Children watched as dad killed mum
ON October 26, 2008, 41-year-old mother of three Rachel Mary Thulborn was choked and stabbed to death by her partner Mark Stephen Pringle, 43, at Elimbah on Queensland's tranquil Sunshine Coast.
Rachel's young children saw their mum die.
Pringle was charged with murder but this was downgraded to manslaughter.
He copped 9.5 years in jail and served just 5.5 years - it is unclear where he is now located but the trauma did not end there.
Rachel's family spent the next five years battling to keep her children in their care after Pringle walked out of jail and sought custody.
Thankfully, they won that fight but the impact of Rachel's violent death on their lives will never diminish.
"We still believe his sentence was a miscarriage of justice," Rachel's brother-in-law Tim Class-Auliff said.
Jail terms well below community expectations

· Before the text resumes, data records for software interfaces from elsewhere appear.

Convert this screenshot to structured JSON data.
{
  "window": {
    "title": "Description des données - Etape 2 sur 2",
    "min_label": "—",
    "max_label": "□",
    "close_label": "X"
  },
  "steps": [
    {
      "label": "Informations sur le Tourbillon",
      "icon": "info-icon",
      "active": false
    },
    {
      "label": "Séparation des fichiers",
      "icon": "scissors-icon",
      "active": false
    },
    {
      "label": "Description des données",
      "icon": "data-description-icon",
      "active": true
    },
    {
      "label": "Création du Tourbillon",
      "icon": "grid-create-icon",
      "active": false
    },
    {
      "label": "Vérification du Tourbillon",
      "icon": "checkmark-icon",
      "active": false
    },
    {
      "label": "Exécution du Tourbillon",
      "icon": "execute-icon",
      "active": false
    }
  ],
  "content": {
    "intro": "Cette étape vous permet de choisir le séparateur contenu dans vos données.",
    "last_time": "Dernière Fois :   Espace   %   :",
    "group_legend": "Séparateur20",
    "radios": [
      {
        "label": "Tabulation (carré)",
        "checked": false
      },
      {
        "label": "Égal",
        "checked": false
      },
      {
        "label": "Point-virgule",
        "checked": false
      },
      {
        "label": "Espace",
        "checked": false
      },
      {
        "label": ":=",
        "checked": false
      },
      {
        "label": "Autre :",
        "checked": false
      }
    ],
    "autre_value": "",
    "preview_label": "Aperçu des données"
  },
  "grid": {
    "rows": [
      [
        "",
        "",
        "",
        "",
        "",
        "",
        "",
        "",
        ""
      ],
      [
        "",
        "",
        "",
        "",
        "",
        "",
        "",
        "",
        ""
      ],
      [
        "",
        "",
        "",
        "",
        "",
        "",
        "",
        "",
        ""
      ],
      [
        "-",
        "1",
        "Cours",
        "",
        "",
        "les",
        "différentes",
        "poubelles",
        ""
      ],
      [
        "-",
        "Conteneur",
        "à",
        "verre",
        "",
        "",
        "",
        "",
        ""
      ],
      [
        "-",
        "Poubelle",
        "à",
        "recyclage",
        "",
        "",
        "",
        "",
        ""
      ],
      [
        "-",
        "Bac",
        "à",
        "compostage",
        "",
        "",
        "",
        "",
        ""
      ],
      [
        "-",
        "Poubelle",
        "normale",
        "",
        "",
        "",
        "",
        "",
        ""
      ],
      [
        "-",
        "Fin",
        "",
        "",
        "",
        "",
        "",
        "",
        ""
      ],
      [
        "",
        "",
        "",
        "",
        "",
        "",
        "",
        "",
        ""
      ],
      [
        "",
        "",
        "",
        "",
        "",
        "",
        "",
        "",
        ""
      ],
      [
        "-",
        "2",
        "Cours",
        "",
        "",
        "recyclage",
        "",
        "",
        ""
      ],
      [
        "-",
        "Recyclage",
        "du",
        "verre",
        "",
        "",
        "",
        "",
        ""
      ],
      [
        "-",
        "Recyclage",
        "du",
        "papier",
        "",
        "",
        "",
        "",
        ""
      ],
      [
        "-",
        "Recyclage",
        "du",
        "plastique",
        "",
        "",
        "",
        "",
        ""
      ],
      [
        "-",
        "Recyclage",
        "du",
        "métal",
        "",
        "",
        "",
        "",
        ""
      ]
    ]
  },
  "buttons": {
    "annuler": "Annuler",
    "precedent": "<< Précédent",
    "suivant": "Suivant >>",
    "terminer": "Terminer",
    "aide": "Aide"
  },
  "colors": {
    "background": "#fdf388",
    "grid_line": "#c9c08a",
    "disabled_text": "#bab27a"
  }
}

IN each of these cases, it is clear that the terms of imprisonment fell well below community expectations of a "life sentence for a life taken".
A small amount of time - or no time - behind bars will never adequately repay offenders for killing another human and these walk-in-the-park punishments won't deter others from violence.
It beggars belief that judges and parole boards appear to think so little of victims and so much of killers, that they would allow such leniency for cold-hearted brutal thuggery.
This year alone, 137 Australians have lost their lives to violence - 42 women, 14 children and 80 men.
Of these killings, 55 were allegedly perpetrated by family members.
It is clear from the number of people killed in 2018 that our current sentencing regime is anything but a deterrent to violent deaths.
Until our courts and parole boards force domestic violence killers to remain in prison for a significant portion of their lives, at-risk women and children will be expendable pieces of property for violent offenders to destroy the moment they become inconvenient.
Soft sentencing appears to give violent thugs a licence to kill. It is time for that licence to be revoked. - NewsRegional
News Corp journalist Sherele Moody is the recipient of 2017 Clarion and Walkley Our Watch journalism excellence awards for her coverage of domestic violence issues. She has been nominated for a 2018 Women in Media Award and is also the founder of The RED HEART Campaign and the creator of the Femicide Australia Map.
For 24-hour domestic violence support call the national hotline 1800 RESPECT on 1800 737 732.